FE News 13th Aug 2019 read more »
Boris Johnson promised to ‘supercharge’ UK science after Brexit at a lab which receives £60 million a year in EU funding. Mr Johnson announced plans to relax visa restrictions for scientists during a visit to Culham Science Centre in Oxfordshire.
Mirror 12th Aug 2019 read more »
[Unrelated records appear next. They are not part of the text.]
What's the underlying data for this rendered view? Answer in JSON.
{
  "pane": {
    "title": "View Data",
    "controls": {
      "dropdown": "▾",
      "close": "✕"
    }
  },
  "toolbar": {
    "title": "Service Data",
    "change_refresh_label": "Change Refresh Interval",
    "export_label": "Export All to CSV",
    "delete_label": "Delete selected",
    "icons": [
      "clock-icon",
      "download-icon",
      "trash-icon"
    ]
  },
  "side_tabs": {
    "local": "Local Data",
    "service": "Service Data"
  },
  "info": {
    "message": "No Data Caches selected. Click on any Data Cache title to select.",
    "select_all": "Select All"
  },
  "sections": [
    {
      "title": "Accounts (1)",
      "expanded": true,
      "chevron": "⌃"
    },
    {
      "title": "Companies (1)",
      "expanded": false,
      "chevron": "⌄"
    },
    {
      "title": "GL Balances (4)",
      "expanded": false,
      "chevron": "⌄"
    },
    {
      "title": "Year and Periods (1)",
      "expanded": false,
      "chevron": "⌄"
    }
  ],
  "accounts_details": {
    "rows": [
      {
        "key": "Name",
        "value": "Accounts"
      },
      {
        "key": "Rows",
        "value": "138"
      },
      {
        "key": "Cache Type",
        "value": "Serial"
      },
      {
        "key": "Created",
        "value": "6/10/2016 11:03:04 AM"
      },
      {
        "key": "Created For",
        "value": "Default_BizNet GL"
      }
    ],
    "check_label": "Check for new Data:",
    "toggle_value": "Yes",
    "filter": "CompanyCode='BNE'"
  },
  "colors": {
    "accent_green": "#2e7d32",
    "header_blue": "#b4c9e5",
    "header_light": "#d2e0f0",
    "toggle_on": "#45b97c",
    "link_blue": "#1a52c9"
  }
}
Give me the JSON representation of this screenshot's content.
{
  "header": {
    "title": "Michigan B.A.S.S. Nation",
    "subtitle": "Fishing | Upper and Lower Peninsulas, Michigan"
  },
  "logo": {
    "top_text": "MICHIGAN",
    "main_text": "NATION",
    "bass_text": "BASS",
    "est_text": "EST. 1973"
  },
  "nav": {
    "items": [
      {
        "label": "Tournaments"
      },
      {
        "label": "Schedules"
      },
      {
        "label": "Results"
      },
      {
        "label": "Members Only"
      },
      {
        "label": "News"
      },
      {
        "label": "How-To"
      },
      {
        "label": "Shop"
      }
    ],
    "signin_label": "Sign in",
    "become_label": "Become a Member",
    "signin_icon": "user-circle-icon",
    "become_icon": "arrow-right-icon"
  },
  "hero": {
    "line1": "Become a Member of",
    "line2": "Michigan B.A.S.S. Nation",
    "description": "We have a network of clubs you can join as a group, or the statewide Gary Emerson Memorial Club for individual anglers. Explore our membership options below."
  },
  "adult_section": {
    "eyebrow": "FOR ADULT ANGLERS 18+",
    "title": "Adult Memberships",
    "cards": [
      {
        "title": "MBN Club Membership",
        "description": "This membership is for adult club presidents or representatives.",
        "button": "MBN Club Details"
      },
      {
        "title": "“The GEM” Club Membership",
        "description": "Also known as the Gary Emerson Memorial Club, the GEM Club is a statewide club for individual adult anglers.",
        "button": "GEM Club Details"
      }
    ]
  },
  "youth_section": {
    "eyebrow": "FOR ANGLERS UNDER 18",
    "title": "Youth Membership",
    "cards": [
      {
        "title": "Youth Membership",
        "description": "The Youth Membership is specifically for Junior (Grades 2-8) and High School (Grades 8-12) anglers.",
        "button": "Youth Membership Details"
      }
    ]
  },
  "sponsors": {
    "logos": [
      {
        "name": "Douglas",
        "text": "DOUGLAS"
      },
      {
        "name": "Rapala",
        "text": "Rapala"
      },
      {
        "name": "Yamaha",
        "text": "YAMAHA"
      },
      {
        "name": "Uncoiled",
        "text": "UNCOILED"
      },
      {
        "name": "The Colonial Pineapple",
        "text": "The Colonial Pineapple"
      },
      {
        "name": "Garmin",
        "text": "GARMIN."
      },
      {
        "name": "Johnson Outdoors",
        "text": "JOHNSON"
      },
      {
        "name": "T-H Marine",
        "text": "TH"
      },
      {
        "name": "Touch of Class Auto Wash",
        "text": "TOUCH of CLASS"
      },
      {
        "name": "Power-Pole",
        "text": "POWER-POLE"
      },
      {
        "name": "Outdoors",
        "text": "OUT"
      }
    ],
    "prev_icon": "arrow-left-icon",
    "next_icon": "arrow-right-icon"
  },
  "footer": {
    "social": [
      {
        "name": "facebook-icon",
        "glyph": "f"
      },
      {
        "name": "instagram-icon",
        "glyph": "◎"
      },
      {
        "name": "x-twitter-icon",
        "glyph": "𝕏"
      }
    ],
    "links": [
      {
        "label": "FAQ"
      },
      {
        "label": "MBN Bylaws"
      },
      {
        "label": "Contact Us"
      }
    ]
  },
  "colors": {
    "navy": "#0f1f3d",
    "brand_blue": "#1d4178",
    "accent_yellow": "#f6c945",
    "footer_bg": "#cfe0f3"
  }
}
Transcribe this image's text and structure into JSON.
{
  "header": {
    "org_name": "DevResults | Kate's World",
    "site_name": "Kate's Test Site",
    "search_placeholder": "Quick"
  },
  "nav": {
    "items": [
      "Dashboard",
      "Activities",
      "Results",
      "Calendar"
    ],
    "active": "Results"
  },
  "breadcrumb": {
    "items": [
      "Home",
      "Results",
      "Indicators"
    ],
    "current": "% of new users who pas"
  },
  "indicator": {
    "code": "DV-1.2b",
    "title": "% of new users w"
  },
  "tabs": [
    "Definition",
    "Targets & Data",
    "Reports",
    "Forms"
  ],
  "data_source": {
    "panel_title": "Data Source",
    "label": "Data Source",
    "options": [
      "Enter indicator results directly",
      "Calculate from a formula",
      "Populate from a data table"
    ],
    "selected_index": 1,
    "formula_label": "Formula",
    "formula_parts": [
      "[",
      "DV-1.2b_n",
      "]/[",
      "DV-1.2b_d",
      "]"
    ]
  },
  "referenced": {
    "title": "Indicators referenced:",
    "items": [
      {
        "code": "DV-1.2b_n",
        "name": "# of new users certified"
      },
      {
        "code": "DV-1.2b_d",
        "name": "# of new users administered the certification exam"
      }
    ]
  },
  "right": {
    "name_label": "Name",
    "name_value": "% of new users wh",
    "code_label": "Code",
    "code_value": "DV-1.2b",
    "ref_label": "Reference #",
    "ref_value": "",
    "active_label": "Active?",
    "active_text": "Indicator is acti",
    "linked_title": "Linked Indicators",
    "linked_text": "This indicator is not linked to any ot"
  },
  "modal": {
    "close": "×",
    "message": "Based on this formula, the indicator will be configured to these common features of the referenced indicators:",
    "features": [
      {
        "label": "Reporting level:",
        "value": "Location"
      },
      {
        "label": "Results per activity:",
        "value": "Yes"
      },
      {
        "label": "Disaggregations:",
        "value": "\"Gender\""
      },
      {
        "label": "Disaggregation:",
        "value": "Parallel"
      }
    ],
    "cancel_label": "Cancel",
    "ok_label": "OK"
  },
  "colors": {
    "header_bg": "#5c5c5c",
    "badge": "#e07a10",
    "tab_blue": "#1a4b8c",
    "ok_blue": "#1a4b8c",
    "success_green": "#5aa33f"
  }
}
Consensus on the need for clean energy is likely to be overturned when voters feel the economic realities kicking in Brexit, once fuzzy, is coming into focus. It will be clean, it will be hard, it will be red, white and blue. Will it, though, be green? The question is interesting because on October 31 many of the country’s environmental rules will cease to be. Environmentalists are fairly optimistic: there is enough global pressure, enough party consensus, they reckon, for the rules mostly to end up where they started. But they shouldn’t be so sure. Here’s their logic. Party politics loom large, but the planet is considered larger, just about: the main parties are busy replicating each other’s promises on climate change. In his speech on the steps of Downing Street, Boris Johnson talked proudly of a country that liked animals and was “leading the world in the battery technology that will help cut CO2 and tackle climate change” and “produce green jobs for the next generation”. True, the environmental zealot Michael Gove had been shuffled out of his job as environment secretary, but the super-greens Zac Goldsmith and Simon Clarke had been shuffled in, albeit to more junior positions. Much has been made, too, of Johnson’s girlfriend’s job as an environmental campaigner (his nickname for her is Little Otter). Carrie Symonds is due to give her first solo speech this evening at a birdwatching conference. “It’ll be interesting and inspiring to have someone in Downing Street who cares so much about wildlife,” the organisers said. They shouldn’t count their chickens. Johnson is not necessarily heading in a green direction. He will note, for one thing, that there are few political gains in trying to please the liberal left and centre, the parts of the electorate that care most about the environment. He can throw all the energy-saving lightbulbs and 5p plastic bags at them he likes, he won’t win them round to the rest of his hard-Brexit, fill-up-the-prisons offer, aimed purely at the right.
Times 16th Aug 2019 read more »